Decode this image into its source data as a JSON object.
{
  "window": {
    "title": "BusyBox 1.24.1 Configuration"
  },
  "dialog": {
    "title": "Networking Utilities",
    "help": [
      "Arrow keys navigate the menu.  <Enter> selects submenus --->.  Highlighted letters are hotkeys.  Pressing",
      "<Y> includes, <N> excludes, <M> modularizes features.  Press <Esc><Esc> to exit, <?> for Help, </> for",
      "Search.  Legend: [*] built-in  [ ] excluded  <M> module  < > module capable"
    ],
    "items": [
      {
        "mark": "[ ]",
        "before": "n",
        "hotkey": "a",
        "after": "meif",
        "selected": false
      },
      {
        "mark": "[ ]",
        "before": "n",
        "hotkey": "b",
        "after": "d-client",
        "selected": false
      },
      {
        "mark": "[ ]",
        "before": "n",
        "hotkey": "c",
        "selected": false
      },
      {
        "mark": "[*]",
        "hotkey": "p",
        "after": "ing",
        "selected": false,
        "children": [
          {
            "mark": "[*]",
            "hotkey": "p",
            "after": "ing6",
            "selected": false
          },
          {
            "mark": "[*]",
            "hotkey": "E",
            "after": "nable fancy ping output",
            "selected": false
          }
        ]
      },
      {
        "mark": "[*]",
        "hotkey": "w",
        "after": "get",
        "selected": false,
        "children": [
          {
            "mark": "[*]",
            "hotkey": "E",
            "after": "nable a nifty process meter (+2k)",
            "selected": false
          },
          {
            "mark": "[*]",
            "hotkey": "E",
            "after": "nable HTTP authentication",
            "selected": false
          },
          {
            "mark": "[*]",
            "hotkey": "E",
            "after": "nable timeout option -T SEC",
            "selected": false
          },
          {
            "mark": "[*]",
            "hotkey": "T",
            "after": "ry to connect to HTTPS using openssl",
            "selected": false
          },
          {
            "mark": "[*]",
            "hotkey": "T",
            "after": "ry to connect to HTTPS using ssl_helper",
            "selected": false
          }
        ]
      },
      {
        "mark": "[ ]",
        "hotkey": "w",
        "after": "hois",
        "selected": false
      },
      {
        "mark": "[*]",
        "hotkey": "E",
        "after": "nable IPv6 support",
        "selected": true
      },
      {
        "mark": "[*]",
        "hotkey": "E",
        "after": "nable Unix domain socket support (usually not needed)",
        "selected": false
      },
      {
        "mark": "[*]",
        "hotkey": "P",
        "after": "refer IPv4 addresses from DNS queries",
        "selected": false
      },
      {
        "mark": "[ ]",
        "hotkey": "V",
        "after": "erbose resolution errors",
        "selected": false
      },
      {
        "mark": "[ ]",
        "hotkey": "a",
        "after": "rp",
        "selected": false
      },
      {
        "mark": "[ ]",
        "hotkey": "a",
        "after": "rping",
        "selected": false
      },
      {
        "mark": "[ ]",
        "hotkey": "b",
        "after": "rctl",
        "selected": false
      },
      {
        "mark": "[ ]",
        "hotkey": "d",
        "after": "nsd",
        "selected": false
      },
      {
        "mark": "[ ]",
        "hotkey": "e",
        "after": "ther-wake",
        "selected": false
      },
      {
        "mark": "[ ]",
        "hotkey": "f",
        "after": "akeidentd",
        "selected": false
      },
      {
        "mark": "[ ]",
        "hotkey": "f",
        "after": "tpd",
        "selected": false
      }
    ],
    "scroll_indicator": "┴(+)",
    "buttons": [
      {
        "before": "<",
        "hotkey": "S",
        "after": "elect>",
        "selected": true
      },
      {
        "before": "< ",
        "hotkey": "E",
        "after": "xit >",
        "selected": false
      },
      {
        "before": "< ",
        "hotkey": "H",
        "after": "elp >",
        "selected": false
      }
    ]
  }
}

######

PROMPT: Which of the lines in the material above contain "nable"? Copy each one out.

TASK ANSWER:
            "after": "nable fancy ping output",
            "after": "nable a nifty process meter (+2k)",
            "after": "nable HTTP authentication",
            "after": "nable timeout option -T SEC",
        "after": "nable IPv6 support",
        "after": "nable Unix domain socket support (usually not needed)",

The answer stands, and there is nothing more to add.